Motivated by thriftiness or environmental awareness, repurposed and found items add vintage charm to Cluttercore interiors
By Design, Not by Accident
While some of us are simply cluttering our homes due to practical circumstances, be it working from home or having adult children moving back home, others are consciously embracing Cluttercore’s messy aesthetic. When it works, it’s eclectic, possibly a little eccentric, and delightfully detailed. When it fails, it’s claustrophobic, chaotic and stressful just to look at.
The difference between a Cluttercore room that works and an eccentric hoarder’s junkyard comes down to one thing – planning and design. Cluttercore happens by design, not by accident.
No doubt, some people possess a flair for nonchalantly throwing things together and making it look ‘put together’. Whether it’s an outfit or a room setting, a table setting or even a meal on a plate, they make it all look so effortlessly artistic. But don’t be fooled. They are styling their lives on the go.
If you do not belong to that gifted minority, fret not. There are people out there who can help – interior designers.
Ideate, Redecorate, Renovate
Now that Cluttercore has legitimised organised chaos, why not wipe the slate clean and start from scratch? Get the fundamentals right, then stamp your own style all over the place. Load the shelves, cover the walls, fill the cabinets… what fun!
But before you embark on your own Cluttercore adventure, remember that it can be a dangerous path to tread alone. The best results come from collaborating with an experienced interior designer who can help birth your Cluttercore vision and create a home that is both utterly ‘you’ and totally liveable.

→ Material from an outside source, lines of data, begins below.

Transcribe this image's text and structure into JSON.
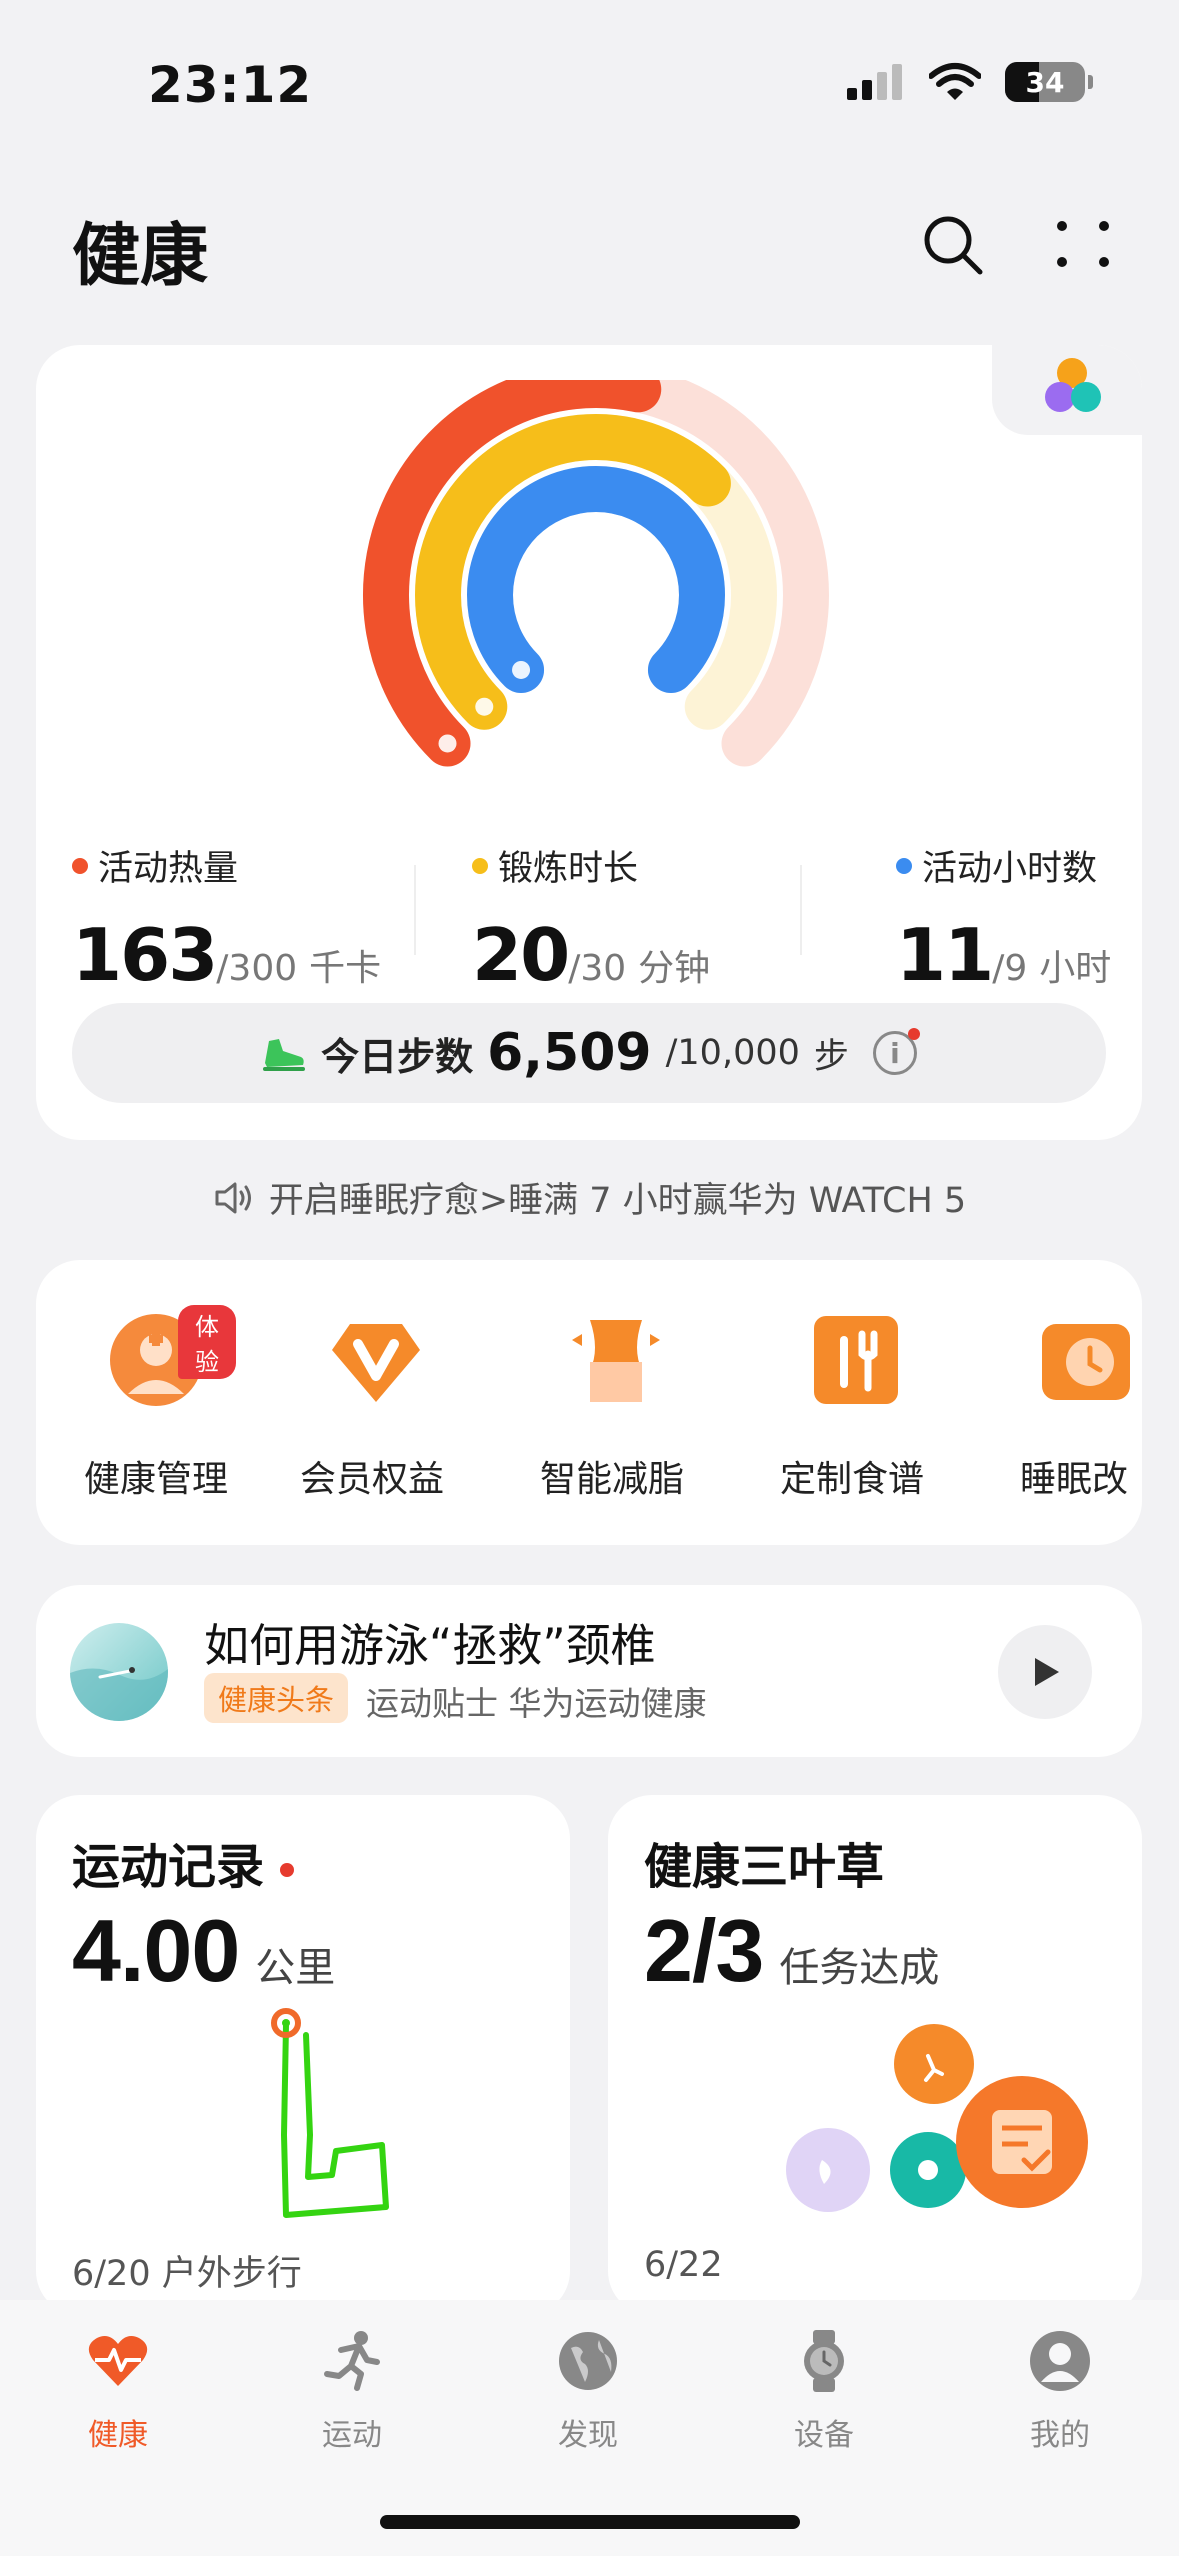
{
  "status_bar": {
    "time": "23:12",
    "battery": "34"
  },
  "header": {
    "title": "健康"
  },
  "activity": {
    "metrics": [
      {
        "label": "活动热量",
        "value": "163",
        "target": "/300",
        "unit": "千卡",
        "color": "#f0522c"
      },
      {
        "label": "锻炼时长",
        "value": "20",
        "target": "/30",
        "unit": "分钟",
        "color": "#f6be1a"
      },
      {
        "label": "活动小时数",
        "value": "11",
        "target": "/9",
        "unit": "小时",
        "color": "#3b8cf0"
      }
    ],
    "rings": [
      {
        "name": "活动热量",
        "progress": 0.543,
        "color": "#f0522c"
      },
      {
        "name": "锻炼时长",
        "progress": 0.667,
        "color": "#f6be1a"
      },
      {
        "name": "活动小时数",
        "progress": 1.0,
        "color": "#3b8cf0"
      }
    ],
    "steps": {
      "label": "今日步数",
      "value": "6,509",
      "target": "/10,000",
      "unit": "步"
    }
  },
  "notice": {
    "text": "开启睡眠疗愈>睡满 7 小时赢华为 WATCH 5"
  },
  "shortcuts": [
    {
      "label": "健康管理",
      "icon": "doctor-icon",
      "badge": "体验"
    },
    {
      "label": "会员权益",
      "icon": "vip-icon"
    },
    {
      "label": "智能减脂",
      "icon": "waist-icon"
    },
    {
      "label": "定制食谱",
      "icon": "utensils-icon"
    },
    {
      "label": "睡眠改",
      "icon": "sleep-clock-icon"
    }
  ],
  "article": {
    "title": "如何用游泳“拯救”颈椎",
    "tag": "健康头条",
    "meta": "运动贴士 华为运动健康"
  },
  "records": {
    "title": "运动记录",
    "value": "4.00",
    "unit": "公里",
    "footer": "6/20 户外步行"
  },
  "clover": {
    "title": "健康三叶草",
    "value": "2/3",
    "unit": "任务达成",
    "footer": "6/22"
  },
  "tabbar": {
    "tabs": [
      {
        "label": "健康",
        "icon": "heart-pulse-icon",
        "active": true
      },
      {
        "label": "运动",
        "icon": "runner-icon"
      },
      {
        "label": "发现",
        "icon": "globe-icon"
      },
      {
        "label": "设备",
        "icon": "watch-icon"
      },
      {
        "label": "我的",
        "icon": "user-icon"
      }
    ]
  },
  "colors": {
    "accent": "#f05a28",
    "background": "#f2f2f4"
  }
}
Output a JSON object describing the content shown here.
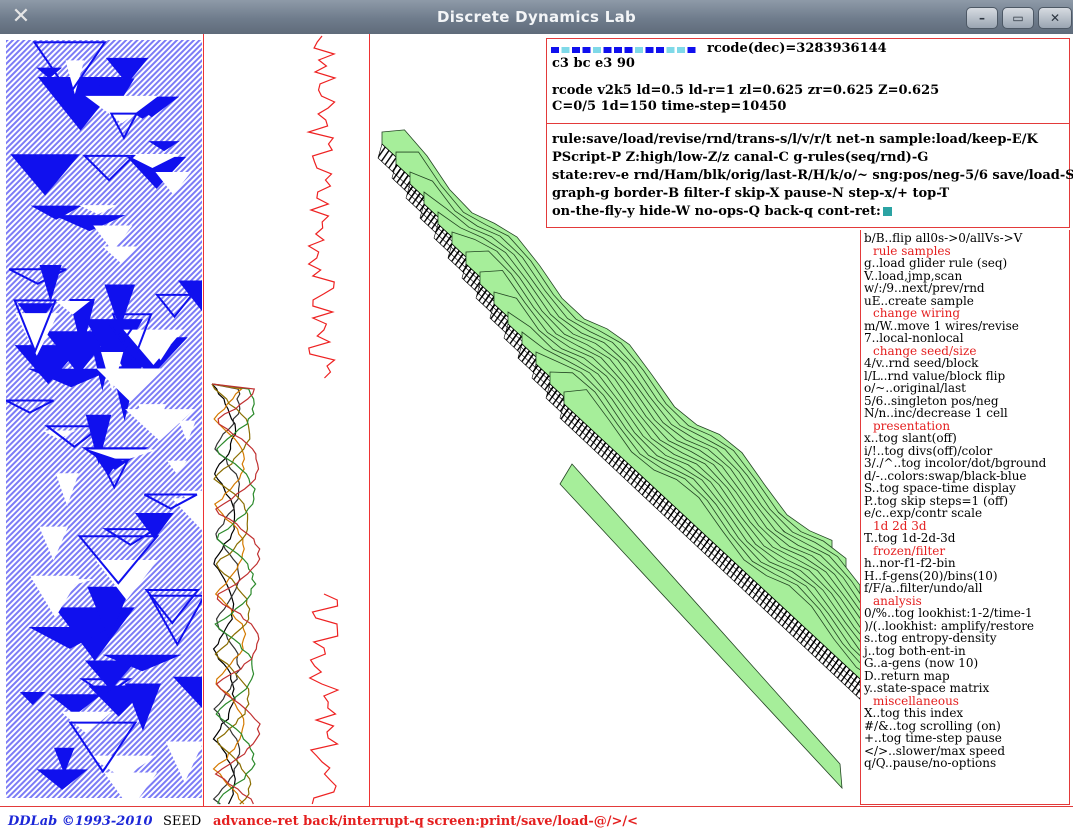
{
  "window": {
    "title": "Discrete Dynamics Lab",
    "app_icon": "x-logo-icon",
    "buttons": {
      "minimize": "minimize-icon",
      "maximize": "maximize-icon",
      "close": "close-icon"
    }
  },
  "colors": {
    "ca_blue": "#1010ee",
    "accent_red": "#e33a3a",
    "basin_green": "#a6ee9a",
    "cont_ret": "#2ba3a3"
  },
  "info": {
    "rcode_dec": "rcode(dec)=3283936144",
    "rcode_hex": "c3  bc  e3  90",
    "rcode_params": "rcode v2k5 ld=0.5 ld-r=1 zl=0.625 zr=0.625 Z=0.625",
    "rcode_state": "C=0/5  1d=150  time-step=10450",
    "rule_lines": [
      "rule:save/load/revise/rnd/trans-s/l/v/r/t net-n sample:load/keep-E/K",
      "PScript-P Z:high/low-Z/z canal-C g-rules(seq/rnd)-G",
      "state:rev-e rnd/Ham/blk/orig/last-R/H/k/o/~ sng:pos/neg-5/6 save/load-S/L",
      "graph-g border-B filter-f skip-X pause-N step-x/+ top-T"
    ],
    "last_line": "on-the-fly-y hide-W no-ops-Q back-q cont-ret:"
  },
  "options": [
    {
      "text": "b/B..flip all0s->0/allVs->V",
      "head": false
    },
    {
      "text": "rule samples",
      "head": true
    },
    {
      "text": "g..load glider rule (seq)",
      "head": false
    },
    {
      "text": "V..load,jmp,scan",
      "head": false
    },
    {
      "text": "w/:/9..next/prev/rnd",
      "head": false
    },
    {
      "text": "uE..create sample",
      "head": false
    },
    {
      "text": "change wiring",
      "head": true
    },
    {
      "text": "m/W..move 1 wires/revise",
      "head": false
    },
    {
      "text": "7..local-nonlocal",
      "head": false
    },
    {
      "text": "change seed/size",
      "head": true
    },
    {
      "text": "4/v..rnd seed/block",
      "head": false
    },
    {
      "text": "l/L..rnd value/block flip",
      "head": false
    },
    {
      "text": "o/~..original/last",
      "head": false
    },
    {
      "text": "5/6..singleton pos/neg",
      "head": false
    },
    {
      "text": "N/n..inc/decrease 1 cell",
      "head": false
    },
    {
      "text": "presentation",
      "head": true
    },
    {
      "text": "x..tog slant(off)",
      "head": false
    },
    {
      "text": "i/!..tog divs(off)/color",
      "head": false
    },
    {
      "text": "3/./^..tog incolor/dot/bground",
      "head": false
    },
    {
      "text": "d/-..colors:swap/black-blue",
      "head": false
    },
    {
      "text": "S..tog space-time display",
      "head": false
    },
    {
      "text": "P..tog skip steps=1 (off)",
      "head": false
    },
    {
      "text": "e/c..exp/contr scale",
      "head": false
    },
    {
      "text": "1d 2d 3d",
      "head": true
    },
    {
      "text": "T..tog 1d-2d-3d",
      "head": false
    },
    {
      "text": "frozen/filter",
      "head": true
    },
    {
      "text": "h..nor-f1-f2-bin",
      "head": false
    },
    {
      "text": "H..f-gens(20)/bins(10)",
      "head": false
    },
    {
      "text": "f/F/a..filter/undo/all",
      "head": false
    },
    {
      "text": "analysis",
      "head": true
    },
    {
      "text": "0/%..tog lookhist:1-2/time-1",
      "head": false
    },
    {
      "text": ")/(..lookhist: amplify/restore",
      "head": false
    },
    {
      "text": "s..tog entropy-density",
      "head": false
    },
    {
      "text": "j..tog both-ent-in",
      "head": false
    },
    {
      "text": "G..a-gens (now 10)",
      "head": false
    },
    {
      "text": "D..return map",
      "head": false
    },
    {
      "text": "y..state-space matrix",
      "head": false
    },
    {
      "text": "miscellaneous",
      "head": true
    },
    {
      "text": "X..tog this index",
      "head": false
    },
    {
      "text": "#/&..tog scrolling (on)",
      "head": false
    },
    {
      "text": "+..tog time-step pause",
      "head": false
    },
    {
      "text": "</>..slower/max speed",
      "head": false
    },
    {
      "text": "q/Q..pause/no-options",
      "head": false
    }
  ],
  "status": {
    "brand": "DDLab ©1993-2010",
    "seed": "SEED",
    "advance": "advance-ret back/interrupt-q",
    "screen": "screen:print/save/load-@/>/<"
  }
}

Besides, you only live once so be good to yourself!
If you’re flirting with the idea, visit HomeRenoGuru.sg, Singapore’s undisputed No. 1 renovation portal, and get obligation-free competitive quotes from well-established, homeowner-rated interior design companies. You can trust the ‘Guru’.